Following the dismantling of the Maharashtra Monopoly Cotton Procurement Scheme, Maharashtra -the largest cotton producer in the country -- has witnessed a spurt in the number of ginning and pressing mills.

india Updated: Jun 06, 2010 14:11 IST

Following the dismantling of the Maharashtra Monopoly Cotton Procurement Scheme, Maharashtra -- the largest cotton producer in the country -- has witnessed a spurt in the number of ginning and pressing mills.



The scheme was launched in 1972 to purchase cotton from the state's 30 lakh cotton farmers. The government dismantled the scheme and opened cotton markets to private traders, making marketing subject to the minimum support price.



"The new units are located in places like Sillod (Aurangabad), Gevrai and Majalgaon (Beed) and Jalna in Marathwada region and Pandharkawda in Vidarbha region," Sunil Porwal, Principal Secretary (Textiles), told

PTI

.



The government also received a proposal from an industrial group to start around 50 ginning pressing mills in

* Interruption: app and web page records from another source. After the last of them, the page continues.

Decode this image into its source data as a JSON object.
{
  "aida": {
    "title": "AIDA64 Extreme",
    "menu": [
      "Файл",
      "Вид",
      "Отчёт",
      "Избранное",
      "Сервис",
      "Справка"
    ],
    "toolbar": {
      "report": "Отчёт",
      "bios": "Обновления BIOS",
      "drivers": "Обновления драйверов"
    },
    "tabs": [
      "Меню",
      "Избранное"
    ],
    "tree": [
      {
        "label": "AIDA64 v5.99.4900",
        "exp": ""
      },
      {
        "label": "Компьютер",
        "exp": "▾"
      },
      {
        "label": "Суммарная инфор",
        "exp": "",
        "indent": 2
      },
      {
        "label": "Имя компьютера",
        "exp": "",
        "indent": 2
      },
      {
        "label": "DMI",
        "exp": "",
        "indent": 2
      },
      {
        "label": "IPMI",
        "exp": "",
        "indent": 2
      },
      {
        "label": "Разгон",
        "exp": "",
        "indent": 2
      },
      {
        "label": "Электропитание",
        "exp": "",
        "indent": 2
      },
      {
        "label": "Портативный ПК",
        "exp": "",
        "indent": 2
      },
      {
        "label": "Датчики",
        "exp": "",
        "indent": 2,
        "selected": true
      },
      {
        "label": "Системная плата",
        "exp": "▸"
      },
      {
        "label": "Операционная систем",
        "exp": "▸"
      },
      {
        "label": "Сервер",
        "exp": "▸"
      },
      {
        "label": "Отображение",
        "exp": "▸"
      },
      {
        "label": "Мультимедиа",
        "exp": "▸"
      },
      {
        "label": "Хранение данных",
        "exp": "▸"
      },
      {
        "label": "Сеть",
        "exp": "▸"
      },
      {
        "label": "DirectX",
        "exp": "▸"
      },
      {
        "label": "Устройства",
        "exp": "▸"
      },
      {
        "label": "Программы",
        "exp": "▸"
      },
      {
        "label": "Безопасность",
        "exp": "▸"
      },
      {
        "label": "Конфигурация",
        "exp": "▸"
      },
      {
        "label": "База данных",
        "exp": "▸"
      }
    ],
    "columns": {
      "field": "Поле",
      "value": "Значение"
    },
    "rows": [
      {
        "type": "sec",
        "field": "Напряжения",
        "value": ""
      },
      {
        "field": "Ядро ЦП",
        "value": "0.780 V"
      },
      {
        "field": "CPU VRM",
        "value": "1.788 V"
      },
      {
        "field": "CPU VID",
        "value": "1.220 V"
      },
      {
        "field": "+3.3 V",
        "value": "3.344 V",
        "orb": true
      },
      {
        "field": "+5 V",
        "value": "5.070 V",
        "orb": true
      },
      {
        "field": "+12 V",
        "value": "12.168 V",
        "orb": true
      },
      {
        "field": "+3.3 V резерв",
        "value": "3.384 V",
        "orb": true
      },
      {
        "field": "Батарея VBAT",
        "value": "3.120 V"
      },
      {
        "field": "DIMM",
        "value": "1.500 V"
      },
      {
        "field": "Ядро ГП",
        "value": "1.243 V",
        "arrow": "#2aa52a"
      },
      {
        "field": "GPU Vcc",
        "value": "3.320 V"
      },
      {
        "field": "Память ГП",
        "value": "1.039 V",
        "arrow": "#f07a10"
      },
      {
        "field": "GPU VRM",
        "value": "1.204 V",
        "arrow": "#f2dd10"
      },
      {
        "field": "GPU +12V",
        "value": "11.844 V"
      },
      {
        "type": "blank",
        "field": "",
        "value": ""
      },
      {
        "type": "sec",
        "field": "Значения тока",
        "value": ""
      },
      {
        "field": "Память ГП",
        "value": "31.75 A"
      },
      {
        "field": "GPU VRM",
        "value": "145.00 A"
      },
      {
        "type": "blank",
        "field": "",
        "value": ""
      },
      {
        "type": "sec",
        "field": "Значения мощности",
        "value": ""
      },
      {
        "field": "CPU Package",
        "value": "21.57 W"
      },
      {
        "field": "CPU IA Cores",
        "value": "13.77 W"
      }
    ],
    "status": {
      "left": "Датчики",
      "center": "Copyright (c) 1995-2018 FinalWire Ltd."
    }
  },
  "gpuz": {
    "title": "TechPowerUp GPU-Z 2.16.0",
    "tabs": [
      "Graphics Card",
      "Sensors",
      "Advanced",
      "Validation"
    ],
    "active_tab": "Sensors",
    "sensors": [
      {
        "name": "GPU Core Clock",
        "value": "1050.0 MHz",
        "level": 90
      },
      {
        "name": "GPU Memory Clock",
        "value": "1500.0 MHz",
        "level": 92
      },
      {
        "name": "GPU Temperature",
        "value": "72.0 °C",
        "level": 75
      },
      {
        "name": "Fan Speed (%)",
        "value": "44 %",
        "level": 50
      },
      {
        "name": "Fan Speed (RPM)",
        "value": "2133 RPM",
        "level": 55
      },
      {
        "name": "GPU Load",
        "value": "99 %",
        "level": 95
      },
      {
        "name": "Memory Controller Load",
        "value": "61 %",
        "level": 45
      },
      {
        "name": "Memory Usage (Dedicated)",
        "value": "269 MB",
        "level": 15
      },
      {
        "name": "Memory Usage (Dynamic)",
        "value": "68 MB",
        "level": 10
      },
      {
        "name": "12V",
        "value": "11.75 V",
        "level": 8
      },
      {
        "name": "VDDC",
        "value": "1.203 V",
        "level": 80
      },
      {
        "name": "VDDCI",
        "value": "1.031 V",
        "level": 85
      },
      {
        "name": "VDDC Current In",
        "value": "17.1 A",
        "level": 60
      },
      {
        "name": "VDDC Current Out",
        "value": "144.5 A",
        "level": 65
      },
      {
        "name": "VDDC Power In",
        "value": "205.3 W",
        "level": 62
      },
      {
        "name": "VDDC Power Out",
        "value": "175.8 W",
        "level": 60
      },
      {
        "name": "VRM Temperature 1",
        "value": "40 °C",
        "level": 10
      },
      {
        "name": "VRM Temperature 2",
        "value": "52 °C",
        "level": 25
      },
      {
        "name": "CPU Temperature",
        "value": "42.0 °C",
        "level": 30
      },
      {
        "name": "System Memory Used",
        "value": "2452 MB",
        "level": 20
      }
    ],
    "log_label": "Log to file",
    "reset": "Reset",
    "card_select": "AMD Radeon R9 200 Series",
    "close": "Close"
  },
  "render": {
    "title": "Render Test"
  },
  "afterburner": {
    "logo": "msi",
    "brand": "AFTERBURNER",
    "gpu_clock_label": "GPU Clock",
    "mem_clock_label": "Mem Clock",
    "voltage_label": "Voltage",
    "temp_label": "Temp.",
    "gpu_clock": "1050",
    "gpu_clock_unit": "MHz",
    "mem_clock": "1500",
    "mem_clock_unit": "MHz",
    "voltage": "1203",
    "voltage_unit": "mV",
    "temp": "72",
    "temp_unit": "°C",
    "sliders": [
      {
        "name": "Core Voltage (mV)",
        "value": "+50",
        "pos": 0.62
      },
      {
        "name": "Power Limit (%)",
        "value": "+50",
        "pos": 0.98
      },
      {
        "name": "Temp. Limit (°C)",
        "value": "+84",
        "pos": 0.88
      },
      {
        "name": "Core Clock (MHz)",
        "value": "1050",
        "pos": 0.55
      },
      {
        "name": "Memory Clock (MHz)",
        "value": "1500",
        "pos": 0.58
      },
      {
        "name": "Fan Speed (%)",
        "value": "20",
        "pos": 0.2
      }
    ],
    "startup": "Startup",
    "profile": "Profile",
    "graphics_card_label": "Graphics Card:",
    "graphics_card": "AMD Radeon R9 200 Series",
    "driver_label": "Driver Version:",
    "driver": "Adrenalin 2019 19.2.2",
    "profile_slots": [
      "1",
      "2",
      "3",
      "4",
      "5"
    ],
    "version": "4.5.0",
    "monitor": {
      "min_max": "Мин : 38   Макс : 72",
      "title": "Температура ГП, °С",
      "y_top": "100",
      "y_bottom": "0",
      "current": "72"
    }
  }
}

the state, Porwal said.



This was one of the biggest proposals to come through since the cotton monopoly procurement scheme ended, he added.



The government had recently announced a credit-based capital incentive/subsidy to promote ginning and pressing activities, particularly in existing units across Vidarbha, Marathwada and North Maharashtra.



The motive behind establishing the scheme was to capture total value-addition from cotton to cloth in favour of farmers, an official with the textiles department said.



For doing so, it was decided that cotton should be purchased only by the state. Movement of cotton out of the state was banned. As the scheme virtually placed a total ban on private cotton business across the state, it drove entrepreneurs out of the state.



Back then, the state was merely trading through the cotton federation -- which was the sole agent authorised to buy the commodity. So neither did the state do the required value-addition (converting cotton to cloth), nor did it allow others to do it as private trade in cotton was banned.



Many cotton traders moved to places like Sendhua in Madhya Pradesh and Adilabad in Andhra Pradesh, and carried out the trade from there by procuring cotton from Maharashtra, the official said.



"It makes no sense to transport cotton as it is a costly affair. Now, as the market has opened up in Maharashtra, we expect the cotton business to shift back to the state and the equired value addition will take place here," the official said, adding that it may require some support from the state.